Events would continue to unfold in a matter of a split second and while everyone was getting used to the idea of Fisichella scoring victory he would lose control of his Benetton in the wet/dry conditions and would be out of the race from the lead. This would make the German faithful go absolutely crazy as the German Ralf Schumacher would take over the lead. But those celebrations would be short-lived.
The amazing moments would just keep coming as Ralf Schumacher would find himself in the lead once again, but would immediately suffer a puncture and would be drop him out of the lead. Just like that, the aged and largely forgotten about Brit would be in the lead of the race aiming to score his third World Championship victory and first for Stewart Racing before it would become Jaguar Racing the following year.
Not even in the picture or even on the minds of people at the start of the race, both of the Stewart-Fords would be in a position for podium finishes and the man leading the way would be the very one that many had thought was a mistake by Stewart to hire.

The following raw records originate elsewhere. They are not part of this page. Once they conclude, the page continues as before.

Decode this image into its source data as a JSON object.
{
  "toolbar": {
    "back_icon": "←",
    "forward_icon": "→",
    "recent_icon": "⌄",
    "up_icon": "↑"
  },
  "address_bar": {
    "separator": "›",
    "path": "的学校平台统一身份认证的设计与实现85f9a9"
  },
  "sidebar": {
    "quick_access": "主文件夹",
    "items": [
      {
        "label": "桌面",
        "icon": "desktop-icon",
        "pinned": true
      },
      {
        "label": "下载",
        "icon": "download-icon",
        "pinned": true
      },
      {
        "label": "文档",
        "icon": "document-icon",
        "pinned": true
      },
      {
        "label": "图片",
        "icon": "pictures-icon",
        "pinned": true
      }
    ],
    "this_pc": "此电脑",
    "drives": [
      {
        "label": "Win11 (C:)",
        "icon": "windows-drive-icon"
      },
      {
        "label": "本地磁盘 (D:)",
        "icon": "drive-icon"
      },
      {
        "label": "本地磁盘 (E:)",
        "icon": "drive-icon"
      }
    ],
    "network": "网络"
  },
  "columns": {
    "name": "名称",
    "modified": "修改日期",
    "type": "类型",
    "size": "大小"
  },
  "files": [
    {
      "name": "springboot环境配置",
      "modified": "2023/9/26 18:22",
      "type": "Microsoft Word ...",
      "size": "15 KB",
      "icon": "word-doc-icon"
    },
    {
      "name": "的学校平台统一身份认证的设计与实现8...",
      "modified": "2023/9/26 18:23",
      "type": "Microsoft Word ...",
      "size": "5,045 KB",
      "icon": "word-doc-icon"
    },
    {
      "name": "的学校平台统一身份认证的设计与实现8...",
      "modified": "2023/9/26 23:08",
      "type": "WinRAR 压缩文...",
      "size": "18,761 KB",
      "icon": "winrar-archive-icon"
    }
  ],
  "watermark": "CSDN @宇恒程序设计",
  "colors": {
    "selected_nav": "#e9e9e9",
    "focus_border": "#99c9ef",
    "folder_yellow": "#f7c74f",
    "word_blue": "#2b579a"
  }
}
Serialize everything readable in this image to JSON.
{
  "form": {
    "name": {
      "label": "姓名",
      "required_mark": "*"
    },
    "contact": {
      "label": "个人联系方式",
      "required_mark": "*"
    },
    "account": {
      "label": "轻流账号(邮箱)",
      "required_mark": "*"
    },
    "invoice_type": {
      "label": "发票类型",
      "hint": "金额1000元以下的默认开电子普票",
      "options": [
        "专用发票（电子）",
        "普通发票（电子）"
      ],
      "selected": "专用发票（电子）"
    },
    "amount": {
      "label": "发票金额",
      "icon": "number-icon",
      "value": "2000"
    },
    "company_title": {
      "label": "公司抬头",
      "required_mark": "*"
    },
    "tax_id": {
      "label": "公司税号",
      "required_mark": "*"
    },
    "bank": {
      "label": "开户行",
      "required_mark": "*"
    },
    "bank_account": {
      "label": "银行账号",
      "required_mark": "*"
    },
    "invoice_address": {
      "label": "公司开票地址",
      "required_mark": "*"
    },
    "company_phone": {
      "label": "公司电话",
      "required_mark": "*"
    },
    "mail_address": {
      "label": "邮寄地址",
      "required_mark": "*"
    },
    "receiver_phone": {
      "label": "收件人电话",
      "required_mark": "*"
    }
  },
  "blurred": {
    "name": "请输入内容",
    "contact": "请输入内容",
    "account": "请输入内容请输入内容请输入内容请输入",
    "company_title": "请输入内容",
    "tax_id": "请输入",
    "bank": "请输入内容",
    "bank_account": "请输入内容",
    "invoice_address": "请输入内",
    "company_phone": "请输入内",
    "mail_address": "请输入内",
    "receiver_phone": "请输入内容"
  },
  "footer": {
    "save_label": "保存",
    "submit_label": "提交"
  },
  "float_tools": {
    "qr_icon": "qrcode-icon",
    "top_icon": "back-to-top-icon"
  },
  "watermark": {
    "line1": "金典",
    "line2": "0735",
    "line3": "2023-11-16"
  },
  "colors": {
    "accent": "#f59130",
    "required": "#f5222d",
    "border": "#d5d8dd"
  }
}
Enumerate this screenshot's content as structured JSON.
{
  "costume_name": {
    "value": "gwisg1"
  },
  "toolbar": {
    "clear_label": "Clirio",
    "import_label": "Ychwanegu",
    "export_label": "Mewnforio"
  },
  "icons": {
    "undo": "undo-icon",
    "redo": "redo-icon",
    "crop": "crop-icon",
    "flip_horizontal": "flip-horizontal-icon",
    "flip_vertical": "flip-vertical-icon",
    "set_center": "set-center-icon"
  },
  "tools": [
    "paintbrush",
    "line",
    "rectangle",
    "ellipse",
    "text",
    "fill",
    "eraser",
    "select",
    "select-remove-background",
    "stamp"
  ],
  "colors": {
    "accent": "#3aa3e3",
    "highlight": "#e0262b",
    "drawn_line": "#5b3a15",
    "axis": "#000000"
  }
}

But as the though and gritty Herbert headed off on his final lap of the race, it was clear this man from Essex still had some fight within him and that he still had what it took to hold on, avoid mistakes and best even those considered more competitive than he. Rounding the final right-hander, the scene couldn't have been more beautiful. Jackie Stewart would be hugging members of his team, draped in a Scottish flag and Herbert would be pumping his fist in the air.
On the podium, the disappearing Stewart Racing team would finally have its moment in the sun in nearly the best possible fashion as Herbert would take the victory and Barrichello would follow closely behind Jarno Trulli for 3rd. In the victory celebrations it would be Stewart that would be drenched in champagne by all three drivers on the podium, but the day truly belonged to Herbert.
Carrying the weight of not only those that believed his career to be over, but also, the weight of being the second driver in a team and the 'what could have been', Herbert would fight courageously to take just one more victory. In the fading careers of both Stewart Racing and Johnny Herbert it would be fitting that Johnny's final victory, in the face of great opposition, would be Stewart Racing's one and only.
'Grand Prix Results: European GP, 1999', (http://www.grandprix.com/gpe/rr644.html). GrandPrix.com. http://www.grandprix.com/gpe/rr644.html. Retrieved 2 June 2012.
'Grands Prix/1999/Europe', (http://www.manipef1.com/grandprix/1999/europe/). ManipeF1. http://www.manipef1.com/grandprix/1999/europe/. Retrieved 2 June 2012.
'Drivers: Johnny Herbert', (http://www.grandprix.com/gpe/drv-herjoh.html). GrandPrix.com. http://www.grandprix.com/gpe/drv-herjoh.html. Retrieved 2 June 2012.
'About', (http://www.johnnyherbert.org/about.php). Johnny Herbert. http://www.johnnyherbert.org/about.php. Retrieved 2 June 2012.